[Start of Attachment]
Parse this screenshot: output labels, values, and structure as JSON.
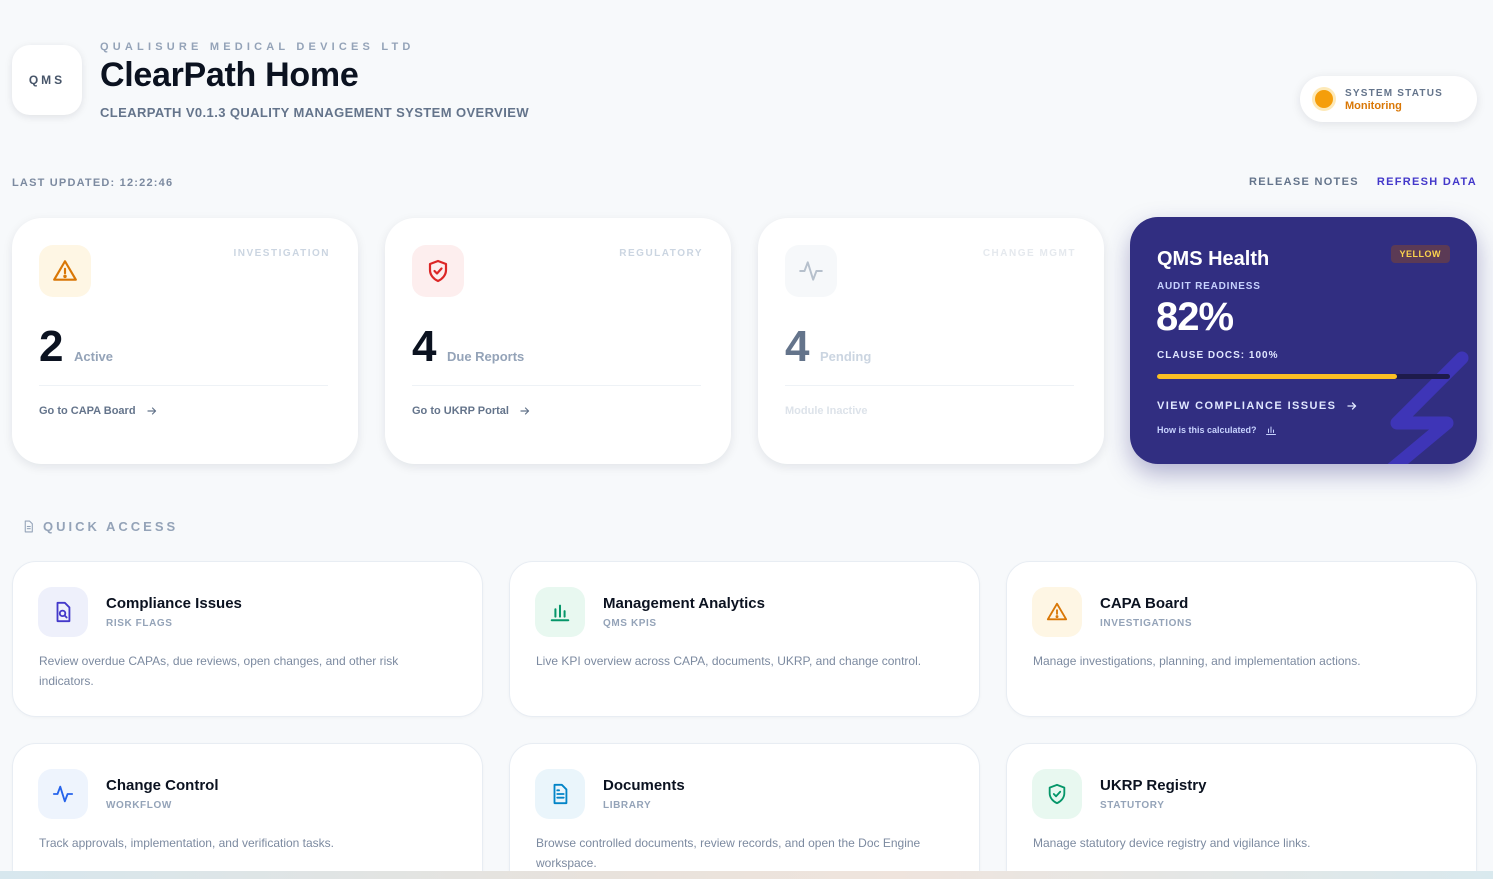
{
  "header": {
    "logo_text": "QMS",
    "company": "QUALISURE MEDICAL DEVICES LTD",
    "title": "ClearPath Home",
    "subtitle": "CLEARPATH V0.1.3 QUALITY MANAGEMENT SYSTEM OVERVIEW"
  },
  "system_status": {
    "label": "SYSTEM STATUS",
    "value": "Monitoring",
    "color": "#f59e0b"
  },
  "toolbar": {
    "last_updated": "LAST UPDATED: 12:22:46",
    "release_notes": "RELEASE NOTES",
    "refresh": "REFRESH DATA"
  },
  "stats": [
    {
      "tag": "INVESTIGATION",
      "value": "2",
      "label": "Active",
      "link": "Go to CAPA Board",
      "icon": "warning-icon",
      "accent": "#d97706"
    },
    {
      "tag": "REGULATORY",
      "value": "4",
      "label": "Due Reports",
      "link": "Go to UKRP Portal",
      "icon": "shield-icon",
      "accent": "#dc2626"
    },
    {
      "tag": "CHANGE MGMT",
      "value": "4",
      "label": "Pending",
      "link": "Module Inactive",
      "icon": "activity-icon",
      "accent": "#cbd5e1"
    }
  ],
  "health": {
    "title": "QMS Health",
    "badge": "YELLOW",
    "sub": "AUDIT READINESS",
    "percent": "82%",
    "clause": "CLAUSE DOCS: 100%",
    "progress": 0.82,
    "link": "VIEW COMPLIANCE ISSUES",
    "help": "How is this calculated?",
    "color": "#312e81"
  },
  "quick_access": {
    "title": "QUICK ACCESS",
    "items": [
      {
        "title": "Compliance Issues",
        "sub": "RISK FLAGS",
        "desc": "Review overdue CAPAs, due reviews, open changes, and other risk indicators.",
        "icon": "document-search-icon"
      },
      {
        "title": "Management Analytics",
        "sub": "QMS KPIS",
        "desc": "Live KPI overview across CAPA, documents, UKRP, and change control.",
        "icon": "bar-chart-icon"
      },
      {
        "title": "CAPA Board",
        "sub": "INVESTIGATIONS",
        "desc": "Manage investigations, planning, and implementation actions.",
        "icon": "warning-icon"
      },
      {
        "title": "Change Control",
        "sub": "WORKFLOW",
        "desc": "Track approvals, implementation, and verification tasks.",
        "icon": "activity-icon"
      },
      {
        "title": "Documents",
        "sub": "LIBRARY",
        "desc": "Browse controlled documents, review records, and open the Doc Engine workspace.",
        "icon": "document-icon"
      },
      {
        "title": "UKRP Registry",
        "sub": "STATUTORY",
        "desc": "Manage statutory device registry and vigilance links.",
        "icon": "shield-check-icon"
      }
    ]
  }
}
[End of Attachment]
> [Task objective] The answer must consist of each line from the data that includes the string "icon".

> [Written response]
      "icon": "warning-icon",
      "icon": "shield-icon",
      "icon": "activity-icon",
        "icon": "document-search-icon"
        "icon": "bar-chart-icon"
        "icon": "warning-icon"
        "icon": "activity-icon"
        "icon": "document-icon"
        "icon": "shield-check-icon"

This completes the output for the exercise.